In April 2022, Proskauer, with co-counsel Public Counsel and Squire Patton Boggs, filed suit in Arizona federal court on behalf of a Guatemalan mother and daughter who were forcibly separated by border patrol agents in 2018. Earlier this summer, the Court denied a motion to dismiss brought by the federal government. The separation at issue in this case was among the thousands that occurred due to prior administration’s family separation policy. Five years later, many of the issues impacting these families are still unresolved, and, despite publicly denouncing the policy, the government continues to defend family separation in federal lawsuits filed across the nation.
2023 is neither a presidential nor mid-term election year but nevertheless there are extensive efforts underway across the country to combat a host of recent measures meant to restrict the right to vote. The Bloomberg and Proskauer communities recently came together at Bloomberg’s headquarters in New York for a discussion highlighting those efforts, addressing the health of our democracy, and presenting a call to action for the hundreds who attended this lunchtime event.
Moderated by Bloomberg reporter Greg Farrell, the speakers included Casey Smith, an Equal Justice Works Fellow funded by Bloomberg and Proskauer who works for the ACLU’s Voting Rights Project, and Godfre Blackman, a Proskauer associate who recently served as the firm’s NAACP Legal Defense Fund (LDF) Fellow, which enabled him to work directly with the LDF on various voting rights issues.
As part of its mission to raise awareness about the impact and importance of The Legal Aid Society, Proskauer’s Associates’ Campaign for Legal Aid organized a special event on wrongful convictions featuring Elizabeth Felber from Legal Aid’s Wrongful Conviction Unit, Jason Flom, a renowned criminal justice reform advocate, and Jimmy Dennis, an exoneree who served 25 years on death row for a crime he did not commit.
On April 4, 2023, Proskauer submitted an amicus brief in the California Supreme Court in In re NR, a case in which a child was removed from his father’s custody based on a finding of “substance abuse.” The lower court found that the father had a “substance abuse” problem — based solely on its subjective judgments about substance use, rather than applying any objective, evidence-based standard — and separated the father and child on that basis. This case highlights the danger of allowing courts to diagnose parents with “substance abuse” problems based on their own subjective and standardless opinions. Unfounded assumptions, judgments, and stigma against substance use and substance use disorders can cause significant harm, particularly when they are used as a basis to deprive parents of their fundamental rights and separate families.

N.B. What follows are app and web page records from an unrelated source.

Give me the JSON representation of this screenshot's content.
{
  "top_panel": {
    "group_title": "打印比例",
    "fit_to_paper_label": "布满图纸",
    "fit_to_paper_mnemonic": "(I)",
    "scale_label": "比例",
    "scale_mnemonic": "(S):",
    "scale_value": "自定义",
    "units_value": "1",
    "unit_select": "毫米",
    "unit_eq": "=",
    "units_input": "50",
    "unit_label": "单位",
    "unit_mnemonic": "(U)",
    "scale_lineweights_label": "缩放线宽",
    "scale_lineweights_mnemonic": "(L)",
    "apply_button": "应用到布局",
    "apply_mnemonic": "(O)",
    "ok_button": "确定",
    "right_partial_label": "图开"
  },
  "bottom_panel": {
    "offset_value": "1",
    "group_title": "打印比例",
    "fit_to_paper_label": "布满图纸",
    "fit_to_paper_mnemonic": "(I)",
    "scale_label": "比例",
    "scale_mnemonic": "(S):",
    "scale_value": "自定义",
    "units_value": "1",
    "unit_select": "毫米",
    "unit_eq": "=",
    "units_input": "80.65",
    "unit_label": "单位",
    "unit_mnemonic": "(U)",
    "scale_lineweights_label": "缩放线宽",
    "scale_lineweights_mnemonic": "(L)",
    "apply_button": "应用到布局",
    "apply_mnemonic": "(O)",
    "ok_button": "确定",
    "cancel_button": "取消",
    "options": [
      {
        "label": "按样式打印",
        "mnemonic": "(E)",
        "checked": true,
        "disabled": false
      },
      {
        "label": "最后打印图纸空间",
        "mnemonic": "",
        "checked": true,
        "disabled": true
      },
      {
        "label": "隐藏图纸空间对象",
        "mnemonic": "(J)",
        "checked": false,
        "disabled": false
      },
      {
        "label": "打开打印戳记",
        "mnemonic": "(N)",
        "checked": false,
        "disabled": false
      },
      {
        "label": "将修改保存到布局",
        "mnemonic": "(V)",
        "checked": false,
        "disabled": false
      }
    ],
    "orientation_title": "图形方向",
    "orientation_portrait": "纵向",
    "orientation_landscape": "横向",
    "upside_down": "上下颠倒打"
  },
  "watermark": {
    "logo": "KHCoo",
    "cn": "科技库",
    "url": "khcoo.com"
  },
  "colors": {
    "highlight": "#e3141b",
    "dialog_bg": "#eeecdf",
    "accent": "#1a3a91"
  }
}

Proskauer and co-counsel Disability Rights Advocates (“DRA”), a nationwide nonprofit disability rights legal center, triumphed in a Chicago court this month, obtaining a ruling that will lead to historic accessibility improvements for the more than 65,000 people with vision difficulties who live in Chicago. The Court granted summary judgment on claims that the City of Chicago discriminated against blind and low vision pedestrians under federal disability rights laws by failing to install accessible pedestrian signals (APS) at signalized intersections. American Council of the Blind of Metropolitan Chicago, et al. v. City of Chicago, No. 1:19-cv-06322 (N.D. Ill.).